Posted Friday 23 October 2020
This month, the careers and employability service at Kingston University is launching ELEVATE - an accelerator programme designed to help provide Black (home) students with the support, guidance and tools to aim high and achieve their full potential. Here, careers and employability advisers Hawa Mansaray and Zion Sengulay discuss the reasons behind the development of the programme and how they hope it will help overcome some of the barriers black students face on their employment journey.
This year, one particular phenomenon has shaken our understanding of what it means to be human, to be diverse, and for all to have access to equal opportunity - Black Lives Matter.
The underlying systemic racism routinely experienced by people of black heritage worldwide - tragically reinforced by the recent deaths of George Floyd, Breonna Taylor and Ahmaud Arbery among others - highlights the need for change across all spheres of society, industry, and life.
Earlier this summer, we met as a careers and employability team to discuss the barriers facing Black students when entering the job market, and what more we could do to help make a difference here at Kingston University.

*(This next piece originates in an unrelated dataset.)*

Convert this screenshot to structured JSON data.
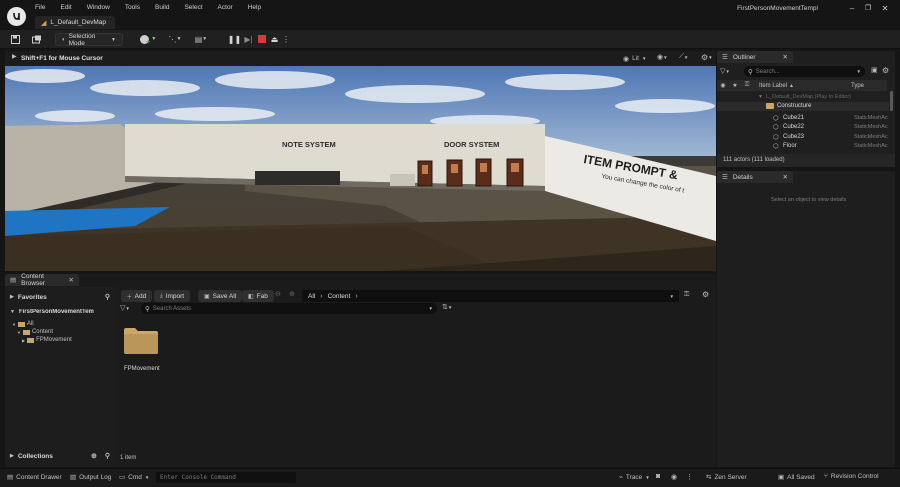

The statistics demonstrate the scale of the challenge that needs to be overcome. Nationally, Black students are 15 per cent less likely than white students to be in full-time employment at 15 months after graduation. Employers who set a minimum of a 2:1 degrees as part of their recruitment criteria are excluding 43 per cent of Black graduates, compared with only 19 per cent of white graduates. At the same time, across the top 25 universities targeted by employers (according to High Fliers 2020) an average of just three per cent of their student cohorts are Black.
Developing the ELEVATE programme
Through our conversations, it became clear that implementing further, targeted support in a sustainable way could have a tangible, positive impact on the employability journey of our Black students. The result of this was the development of the ELEVATE programme, which we will be launching on October 26.
ELEVATE is an accelerator programme for Black home students, characterised as being of a Black British African or a Black British Caribbean descent. It is aimed at empowering students who join the scheme and equipping them with the commercial awareness and skills needed to compete in the job market.
It will delivered in two strands - the first will be student-focused, and the second employer-focused, empowering employers to change the way they engage with Black students by delivering tailored events and activities for them to participate in. The programme will run throughout the year, providing a community of support for our students throughout their journeys.
How students will benefit
Those taking part in ELEVATE will have access to industry-related panel events - where they will gain insight into the experiences of Black professionals and graduates - as well as employer insight days and the opportunity to take part in interviews with social media influencers and industry experts. These events and sessions will be accompanied by a series of resources including blogs and vlogs telling the stories of successful Black professionals across pop culture, industry and higher education.
We hope that through this work, students taking part in the programme will be inspired to explore career paths they may not have previously considered and develop a stronger awareness of the wider employability landscape and skills in planning for the next steps of their career. The final part of the programme will be about providing practical support centred around applying for roles and how to pursue a range of professional opportunities including starting a business.
The deaf-blind American author and activist Helen Keller once said that "optimism is the faith that leads to achievement. Nothing can be done without hope and confidence". Through our own experiences, we have seen the power of change through the belief there is something better to come. Going in with the right mindset and having the confidence to try something new can make a huge difference . We hope that ELEVATE encapsulates this mentality - it seeks to not just spotlight opportunities, bring visibility to careers, and empower our Black students, but also actively engages our Black students to participate in something bigger. Change.
Hawa Mansaray and Zion Sengulay, Kingston University careers and employability service.